For what these men do is something you have probably done when alone at home. They sing along with the record, their voices layering and merging with, in this case, those of convicts doing hard labor a half-century ago. Perhaps unlike you, Mr. Berryman and company do so with a concentration, lucidity and visceral force that suggest profound and old acquaintance with the music.
I mean, really, really old — as in centuries old. Not that any of these performers are geriatric. But they become conduits for the songs of prisoners who were themselves conduits for an oral tradition that stretches back to at least the early days of slavery in this country. This is music that feels viral not in the technological sense of current usage, but in the sense of residing in the bloodstream.
Mr. Berryman occasionally annotates the separate numbers (there are 14 in total) with readings of passages from Mr. Jackson’s book of oral history, “Wake Up Dead Man: Hard Labor and Southern Blues.” As in Mr. Berryman’s introduction to the show, none of these descriptions is politically or emotionally shaded. They’re neutral, so as not to block our view of the main event here.
That’s the music, of course, and the recorded spoken-word toasts. Performed a cappella, the songs spin tales of mythologically mean prison guards, and loves and lives lost, and the backbreaking purgatory of unendingly repetitive physical tasks.
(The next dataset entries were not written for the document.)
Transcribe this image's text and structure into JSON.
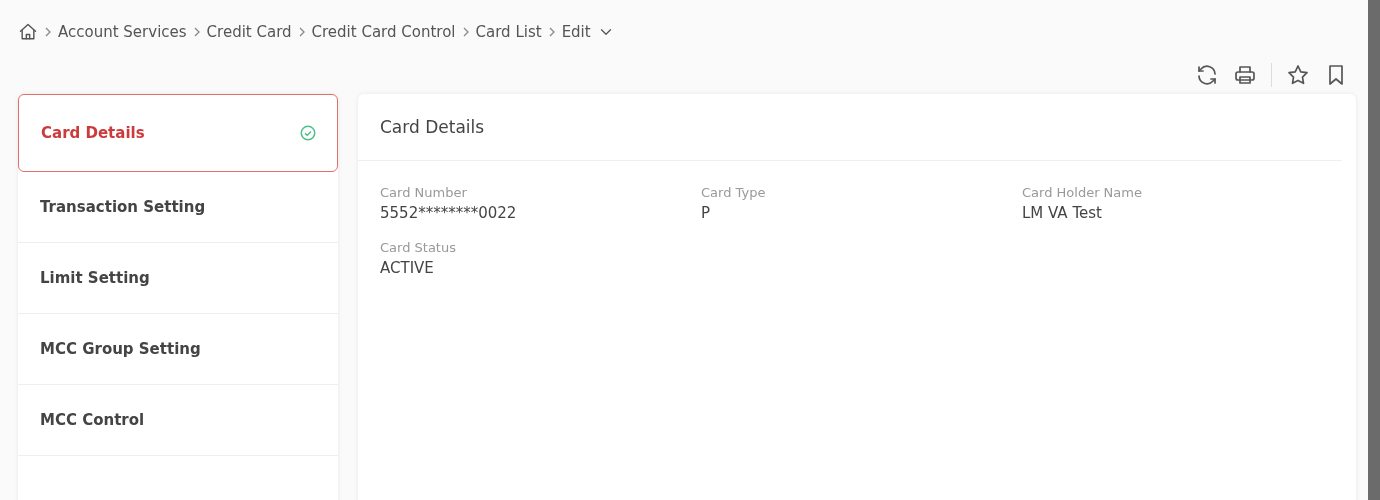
{
  "breadcrumb": {
    "items": [
      "Account Services",
      "Credit Card",
      "Credit Card Control",
      "Card List",
      "Edit"
    ]
  },
  "sidebar": {
    "items": [
      {
        "label": "Card Details",
        "selected": true,
        "done": true
      },
      {
        "label": "Transaction Setting",
        "selected": false,
        "done": false
      },
      {
        "label": "Limit Setting",
        "selected": false,
        "done": false
      },
      {
        "label": "MCC Group Setting",
        "selected": false,
        "done": false
      },
      {
        "label": "MCC Control",
        "selected": false,
        "done": false
      }
    ]
  },
  "panel": {
    "title": "Card Details",
    "fields": [
      {
        "label": "Card Number",
        "value": "5552********0022"
      },
      {
        "label": "Card Type",
        "value": "P"
      },
      {
        "label": "Card Holder Name",
        "value": "LM VA Test"
      },
      {
        "label": "Card Status",
        "value": "ACTIVE"
      }
    ]
  }
}
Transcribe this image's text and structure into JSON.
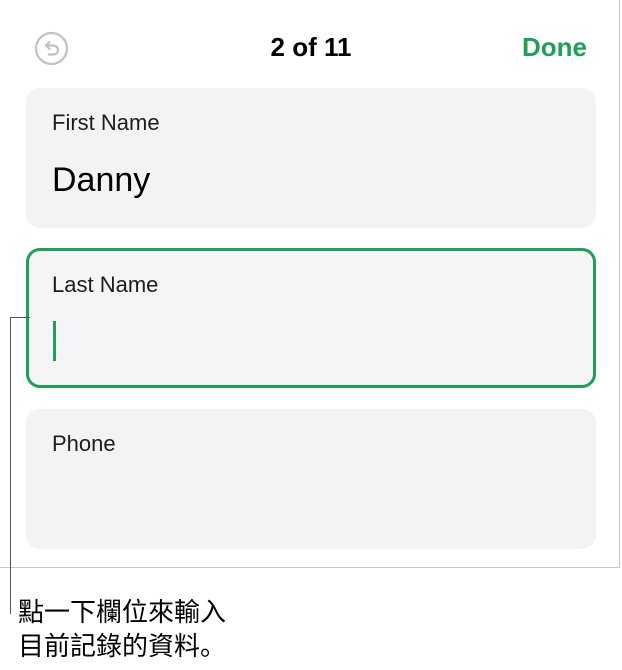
{
  "nav": {
    "title": "2 of 11",
    "done_label": "Done"
  },
  "fields": [
    {
      "label": "First Name",
      "value": "Danny"
    },
    {
      "label": "Last Name",
      "value": ""
    },
    {
      "label": "Phone",
      "value": ""
    }
  ],
  "caption": {
    "line1": "點一下欄位來輸入",
    "line2": "目前記錄的資料。"
  },
  "colors": {
    "accent": "#1fa05a",
    "field_bg": "#f3f3f6"
  }
}
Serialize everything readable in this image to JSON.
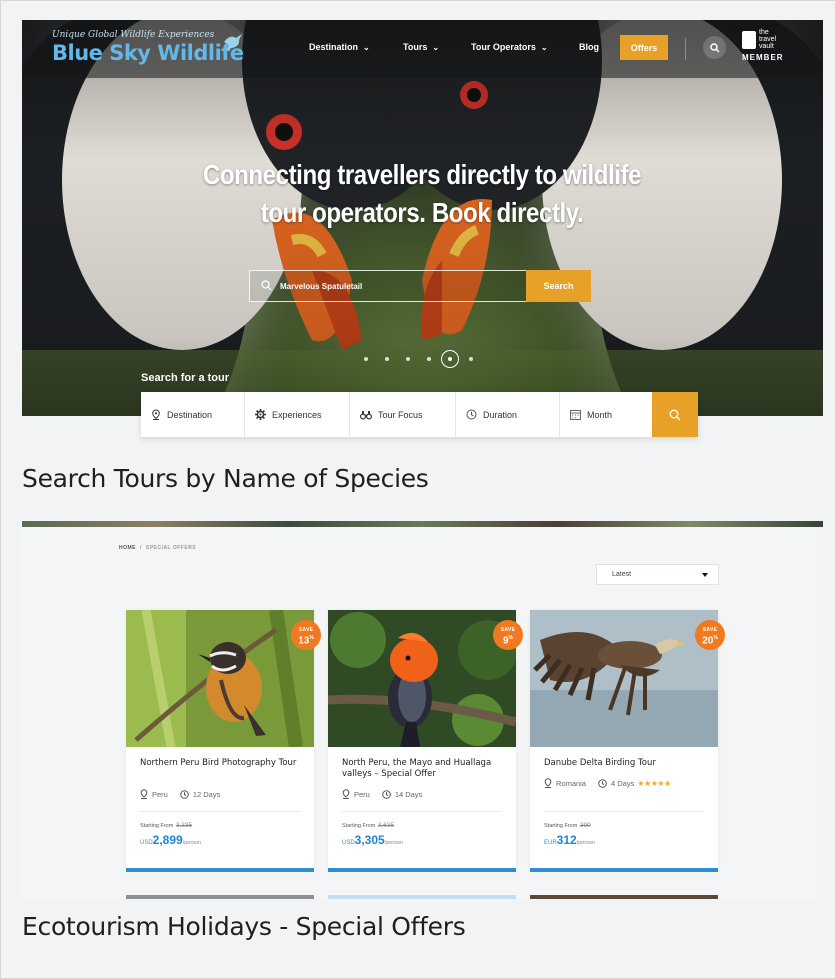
{
  "hero": {
    "logo_tagline": "Unique Global Wildlife Experiences",
    "logo_name": "Blue Sky Wildlife",
    "nav": [
      {
        "label": "Destination",
        "has_dropdown": true
      },
      {
        "label": "Tours",
        "has_dropdown": true
      },
      {
        "label": "Tour Operators",
        "has_dropdown": true
      },
      {
        "label": "Blog",
        "has_dropdown": false
      }
    ],
    "offers_label": "Offers",
    "vault_small": [
      "the",
      "travel",
      "vault"
    ],
    "vault_member": "MEMBER",
    "headline_line1": "Connecting travellers directly to wildlife",
    "headline_line2": "tour operators. Book directly.",
    "search_value": "Marvelous Spatuletail",
    "search_button": "Search",
    "slider_dots": 6,
    "slider_active_index": 5,
    "search_for_tour": "Search for a tour",
    "filters": [
      {
        "label": "Destination",
        "icon": "map-pin-icon"
      },
      {
        "label": "Experiences",
        "icon": "gear-icon"
      },
      {
        "label": "Tour Focus",
        "icon": "binoculars-icon"
      },
      {
        "label": "Duration",
        "icon": "clock-icon"
      },
      {
        "label": "Month",
        "icon": "calendar-icon"
      }
    ]
  },
  "captions": {
    "first": "Search Tours by Name of Species",
    "second": "Ecotourism Holidays - Special Offers"
  },
  "offers": {
    "breadcrumb_home": "HOME",
    "breadcrumb_sep": "/",
    "breadcrumb_current": "SPECIAL OFFERS",
    "sort_value": "Latest",
    "cards": [
      {
        "save_label": "SAVE",
        "save_value": "13",
        "save_unit": "%",
        "title": "Northern Peru Bird Photography Tour",
        "location": "Peru",
        "duration": "12 Days",
        "stars": "",
        "from_label": "Starting From",
        "old_price": "3,335",
        "currency": "USD",
        "price": "2,899",
        "per": "/person"
      },
      {
        "save_label": "SAVE",
        "save_value": "9",
        "save_unit": "%",
        "title": "North Peru, the Mayo and Huallaga valleys – Special Offer",
        "location": "Peru",
        "duration": "14 Days",
        "stars": "",
        "from_label": "Starting From",
        "old_price": "3,635",
        "currency": "USD",
        "price": "3,305",
        "per": "/person"
      },
      {
        "save_label": "SAVE",
        "save_value": "20",
        "save_unit": "%",
        "title": "Danube Delta Birding Tour",
        "location": "Romania",
        "duration": "4 Days",
        "stars": "★★★★★",
        "from_label": "Starting From",
        "old_price": "390",
        "currency": "EUR",
        "price": "312",
        "per": "/person"
      }
    ]
  },
  "colors": {
    "accent_orange": "#e8a127",
    "badge_orange": "#f07a22",
    "price_blue": "#1f86cf",
    "logo_blue": "#62b8e6"
  }
}
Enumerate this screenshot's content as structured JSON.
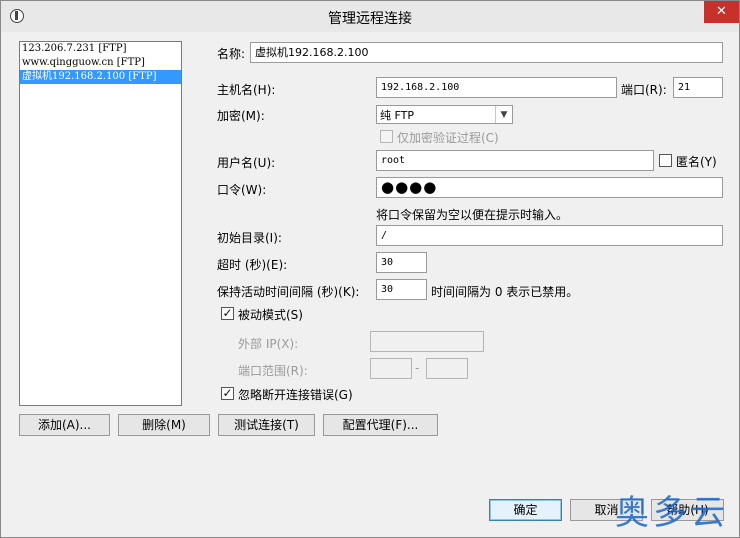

The actors do not try to re-create the wood-hacking and hoeing that was the daily lot of the men they are channeling. Mostly, they are uncommonly still, conflating the acts of singing and listening. Gestures and movements are severely rationed, so that each one reads incisively.
Only once does Mr. Berryman fully cut loose, to deliver a parody of an evangelical spiel, which releases him from the aural backdrop of the record and has him sprinting into the audience as an animated cartoon of a money-collecting preacher. Entitled “Daniel in the Lion’s Den,” it is the penultimate piece in the show.
For the final number, the work song “Forty-Four Hammers,” Mr. Berryman falls silent to become the quintessential listener again. He takes a chair and watches old grainy film showing an unbroken line of chain-gang members chopping wood in unison. (Robert Wuss is the video designer.)
That found footage is projected against images, on a sleek monitor, of Mr. Berryman’s apartment in Harlem, where his vinyl record collection fills shelves. His home could be said to have always been the setting for this show — or rather any place where you feel safe developing an intense and intimate relationship with the art of others.